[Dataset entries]
Segment Open

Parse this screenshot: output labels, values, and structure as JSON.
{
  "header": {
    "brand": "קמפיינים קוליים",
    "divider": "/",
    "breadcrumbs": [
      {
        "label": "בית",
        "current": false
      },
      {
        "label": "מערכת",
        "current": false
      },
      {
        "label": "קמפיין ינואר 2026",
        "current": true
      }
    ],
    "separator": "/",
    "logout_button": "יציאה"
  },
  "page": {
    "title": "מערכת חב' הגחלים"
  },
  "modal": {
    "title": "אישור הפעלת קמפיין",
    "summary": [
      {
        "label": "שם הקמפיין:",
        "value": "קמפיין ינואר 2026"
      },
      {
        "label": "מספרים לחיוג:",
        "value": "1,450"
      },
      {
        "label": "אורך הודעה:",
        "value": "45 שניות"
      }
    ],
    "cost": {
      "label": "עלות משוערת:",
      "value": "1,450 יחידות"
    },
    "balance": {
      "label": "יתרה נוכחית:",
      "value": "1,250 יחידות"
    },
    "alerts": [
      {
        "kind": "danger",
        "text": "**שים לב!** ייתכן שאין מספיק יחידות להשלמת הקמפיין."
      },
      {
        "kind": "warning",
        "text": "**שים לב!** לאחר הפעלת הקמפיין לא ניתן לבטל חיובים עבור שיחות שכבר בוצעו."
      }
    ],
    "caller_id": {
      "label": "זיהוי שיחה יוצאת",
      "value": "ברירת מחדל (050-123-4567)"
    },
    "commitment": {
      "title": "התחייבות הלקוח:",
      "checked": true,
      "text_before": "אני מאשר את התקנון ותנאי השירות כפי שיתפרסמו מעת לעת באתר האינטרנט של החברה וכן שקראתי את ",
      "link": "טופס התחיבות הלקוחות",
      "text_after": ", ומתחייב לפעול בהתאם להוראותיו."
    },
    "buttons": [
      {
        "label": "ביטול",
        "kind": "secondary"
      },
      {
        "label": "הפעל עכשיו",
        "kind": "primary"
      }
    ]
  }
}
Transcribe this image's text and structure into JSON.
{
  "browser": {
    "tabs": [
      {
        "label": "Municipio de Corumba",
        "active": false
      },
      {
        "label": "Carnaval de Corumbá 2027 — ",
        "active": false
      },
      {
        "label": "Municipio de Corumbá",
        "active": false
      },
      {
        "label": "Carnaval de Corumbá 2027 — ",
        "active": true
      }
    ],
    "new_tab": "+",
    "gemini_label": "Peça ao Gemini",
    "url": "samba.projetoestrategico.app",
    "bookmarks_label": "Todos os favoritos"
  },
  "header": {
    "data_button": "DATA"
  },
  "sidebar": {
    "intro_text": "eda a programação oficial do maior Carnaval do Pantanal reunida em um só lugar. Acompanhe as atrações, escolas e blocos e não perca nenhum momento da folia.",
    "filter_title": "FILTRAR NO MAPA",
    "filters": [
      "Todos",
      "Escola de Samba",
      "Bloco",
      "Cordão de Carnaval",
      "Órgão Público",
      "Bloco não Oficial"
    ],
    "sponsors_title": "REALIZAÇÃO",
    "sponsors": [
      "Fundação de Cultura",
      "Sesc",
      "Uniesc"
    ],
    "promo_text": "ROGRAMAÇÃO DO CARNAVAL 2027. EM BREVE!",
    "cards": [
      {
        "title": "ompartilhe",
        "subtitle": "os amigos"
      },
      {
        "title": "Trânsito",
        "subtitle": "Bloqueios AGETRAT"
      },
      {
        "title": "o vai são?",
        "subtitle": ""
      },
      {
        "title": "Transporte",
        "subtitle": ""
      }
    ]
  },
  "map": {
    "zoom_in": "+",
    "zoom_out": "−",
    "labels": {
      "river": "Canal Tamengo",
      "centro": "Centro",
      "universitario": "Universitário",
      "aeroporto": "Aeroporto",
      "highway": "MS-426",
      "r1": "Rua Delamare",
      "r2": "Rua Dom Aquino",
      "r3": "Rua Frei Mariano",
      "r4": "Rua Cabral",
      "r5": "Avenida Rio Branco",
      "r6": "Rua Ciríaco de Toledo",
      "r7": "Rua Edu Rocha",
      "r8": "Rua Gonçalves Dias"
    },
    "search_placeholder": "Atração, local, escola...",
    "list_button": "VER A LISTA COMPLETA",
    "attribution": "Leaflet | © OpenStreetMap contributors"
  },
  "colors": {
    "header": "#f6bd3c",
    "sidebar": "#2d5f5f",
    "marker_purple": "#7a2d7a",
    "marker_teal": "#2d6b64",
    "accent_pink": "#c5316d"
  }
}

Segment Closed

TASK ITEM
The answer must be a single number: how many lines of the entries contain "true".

REPLY TO THE TASK
3